Well before any of that, San Diego starter Andrew Cashner took the mound knowing he was very likely making his final start for the Padres, as the hard-throwing right-hander has been at the centre of the MLB rumour mill for weeks.
And he certainly didn’t help his stock early on, as Bautista drew a walk to lead off the game before Donaldson crushed a 94-mph two-seamer over the wall in centre field for an early two-run lead. The very next batter, Encarnacion, drove a ball so hard to the left-centre field wall that he was held to a single. Through the first three batters, it looked like the Blue Jays were in store for a very loud evening.
But Cashner settled in, getting key double plays and called third strikes when he needed them to limit the damage and work around multiple lead-off walks. Justin Smoak hit a rocket 409-feet to centre field in the fifth for a third run, but the Blue Jays weren’t able to get to him for any more.
Marcus Stroman started for the Blue Jays and, with the exception of a mistake curveball in the sixth, pitched quite well. He was crisp and efficient through five innings, allowing only a run in the second when Yangervis Solarte led off with a single and came around to score on a Ryan Schimpf double. Otherwise, Stroman quieted the Padres with a flurry of groundballs and the occasional strikeout, needing just 61 pitches to get through his first five frames.

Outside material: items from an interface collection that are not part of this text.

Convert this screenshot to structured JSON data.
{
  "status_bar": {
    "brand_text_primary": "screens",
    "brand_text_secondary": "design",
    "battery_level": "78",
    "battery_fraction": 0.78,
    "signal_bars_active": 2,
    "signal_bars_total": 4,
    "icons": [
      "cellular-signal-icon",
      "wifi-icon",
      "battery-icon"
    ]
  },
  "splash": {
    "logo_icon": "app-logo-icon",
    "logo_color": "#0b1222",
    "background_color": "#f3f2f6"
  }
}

"I felt great; I felt strong," Stroman said. "I felt like I could throw the ball where I wanted to. Russ and I got on a pretty good roll."

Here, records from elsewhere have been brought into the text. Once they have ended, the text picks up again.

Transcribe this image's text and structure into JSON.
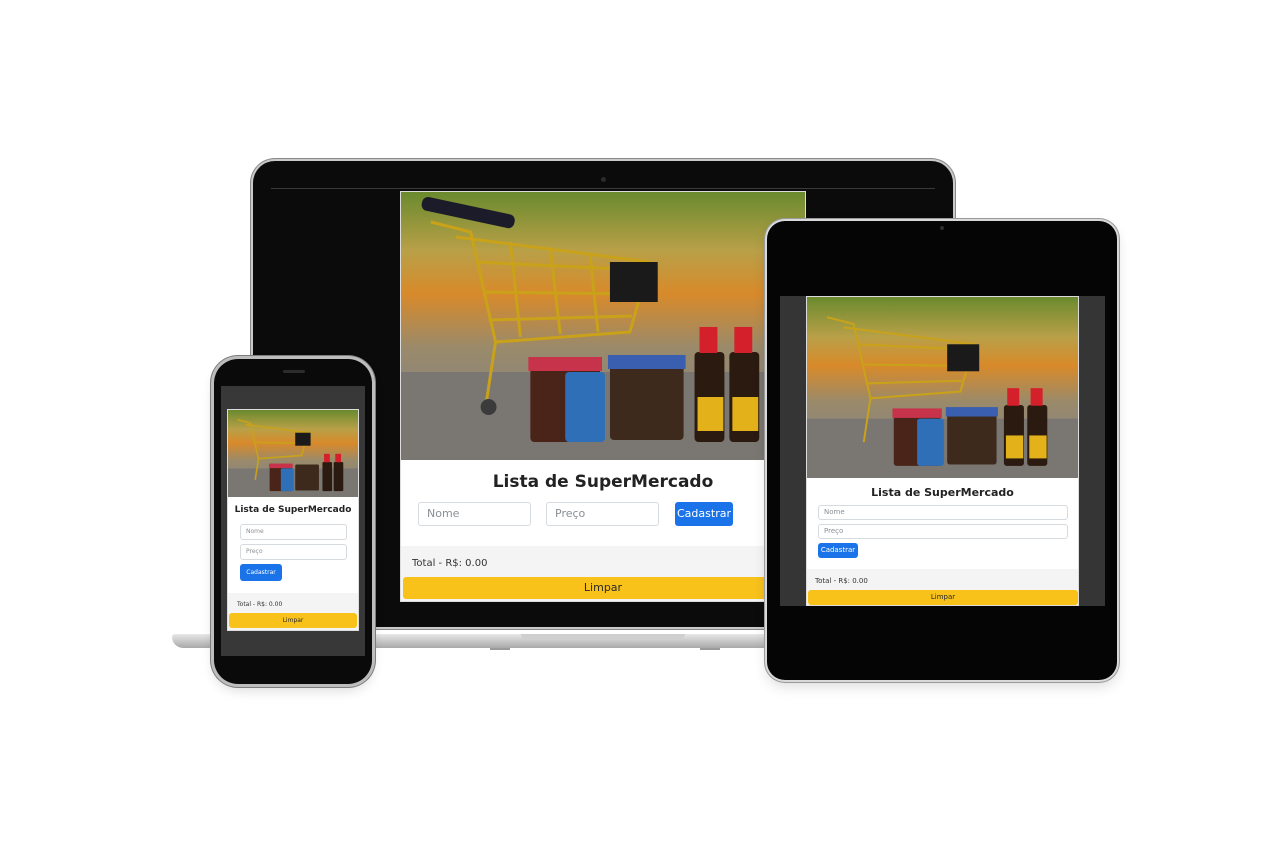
{
  "app": {
    "title": "Lista de SuperMercado",
    "name_placeholder": "Nome",
    "price_placeholder": "Preço",
    "submit_label": "Cadastrar",
    "total_label": "Total - R$: 0.00",
    "clear_label": "Limpar"
  },
  "colors": {
    "primary": "#1a73e8",
    "warning": "#f8c21b",
    "device_bezel": "#0b0b0b"
  },
  "icons": {
    "hero": "shopping-cart-photo"
  }
}
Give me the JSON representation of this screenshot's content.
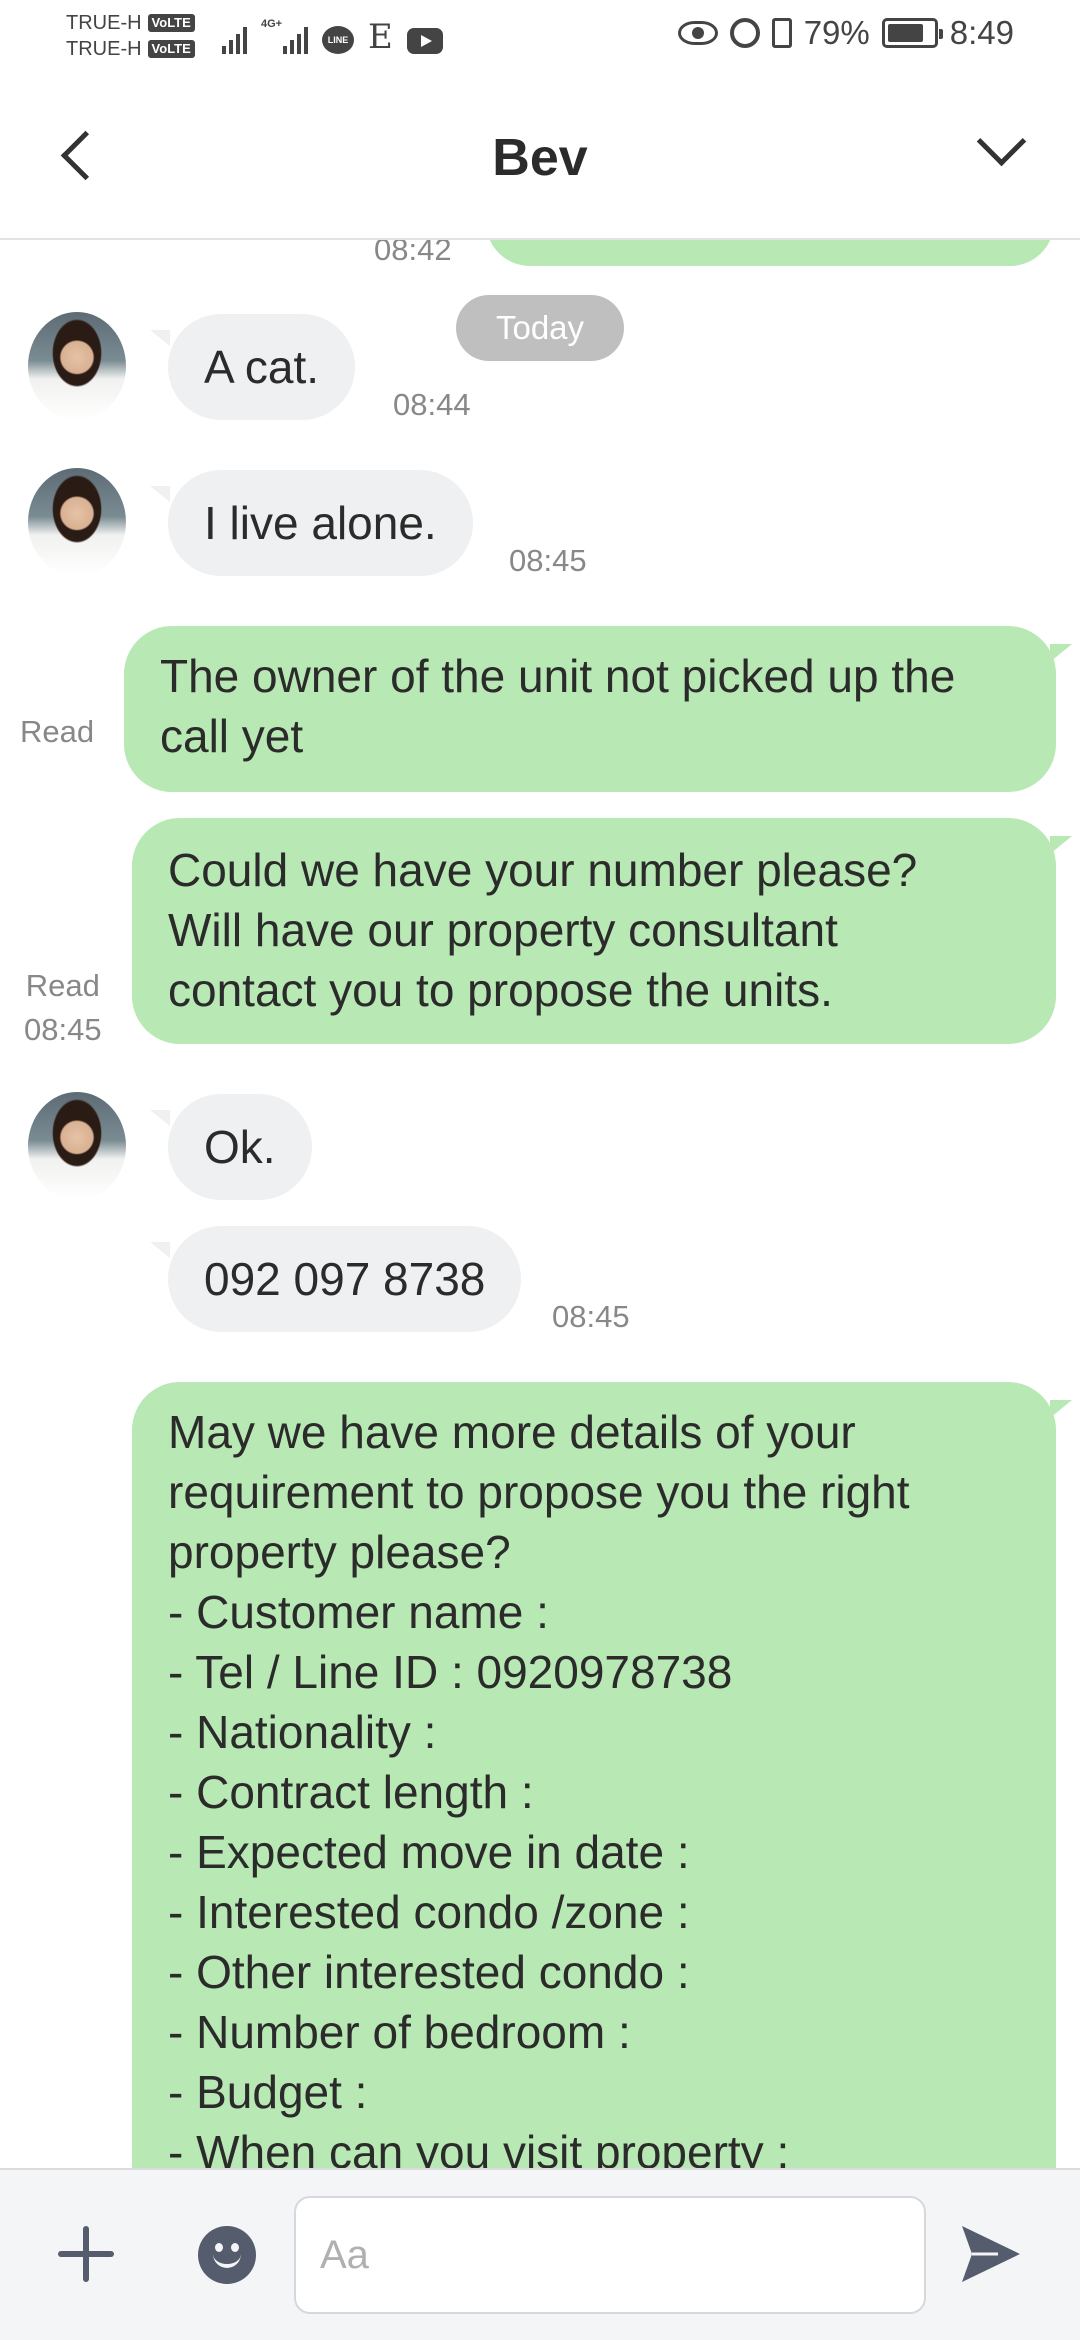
{
  "status_bar": {
    "carrier_1": "TRUE-H",
    "carrier_2": "TRUE-H",
    "volte_badge": "VoLTE",
    "network_badge": "4G+",
    "line_badge": "LINE",
    "e_label": "E",
    "battery": "79%",
    "time": "8:49"
  },
  "header": {
    "title": "Bev"
  },
  "chat": {
    "partial_time": "08:42",
    "date_divider": "Today",
    "messages": [
      {
        "side": "in",
        "text": "A cat.",
        "time": "08:44"
      },
      {
        "side": "in",
        "text": "I live alone.",
        "time": "08:45"
      },
      {
        "side": "out",
        "text": "The owner of the unit not picked up the\ncall yet",
        "status": "Read"
      },
      {
        "side": "out",
        "text": "Could we have your number please?\nWill have our property consultant\ncontact you to propose the units.",
        "status": "Read",
        "time": "08:45"
      },
      {
        "side": "in",
        "text": "Ok."
      },
      {
        "side": "in",
        "text": "092 097 8738",
        "time": "08:45"
      },
      {
        "side": "out",
        "text": "May we have more details of your\nrequirement to propose you the right\nproperty please?\n- Customer name :\n- Tel / Line ID : 0920978738\n- Nationality :\n- Contract length :\n- Expected move in date :\n- Interested condo /zone :\n- Other interested condo :\n- Number of bedroom  :\n- Budget :\n- When can you visit property :"
      }
    ]
  },
  "input_bar": {
    "placeholder": "Aa"
  }
}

But he allowed a lead-off single to Travis Jankowski in the sixth, and another to Matt Kemp a batter later to put two runners on. Stroman got within an out of escaping the jam, but that’s when Alex Dickerson crushed an 81-mph curveball 435-feet to right-centre to give the Padres a one-run lead.
Stroman pitched into the seventh, but was lifted after a two-out walk and a hard double by Jankowski put two runners in scoring position. Joe Biagini came on to induce a weak groundout from Wil Myers to end the threat.
"Dickerson’s really swinging it right now. He’s an impressive looking kid," Gibbons said. "But if you take that away, I thought it was a really good outing for Marcus."
The Blue Jays tied the game in the bottom of that seventh inning against Padres reliever Brad Hand without ever hitting a ball out of the infield. From there, the game wore on into extras, where the Blue Jays were in rough shape with several relievers unavailable to pitch.
So, when Jesse Chavez entered the game in the top of the 10th inning, you knew he was going to be asked to get a lot of Padres out. And for a while he did, as he retired the first eight batters he faced with little issue.
But then Myers sent a rocket to right field for a two-out double in the 12th. And Kemp delivered behind him, driving a 92-mph fastball over the wall in left for a two-run shot, putting the Padres up 6-4.
But that only set the stage for Travis’ dramatics in the bottom half of the inning. As he stood in against Villanueva, fouling off pitch after pitch after pitch, you could feel an energy building through the ballpark—one that erupted as Travis flew into home on the walk-off wild pitch.
"That was unbelievable," Stroman said. "Especially coming from one of our younger guys. To go up in that atmosphere, in that moment, and to be able to grind out an AB like that, and then almost hit a homer and come back and take the next pitch, that shows you the composure that Devon has. It’s incredible."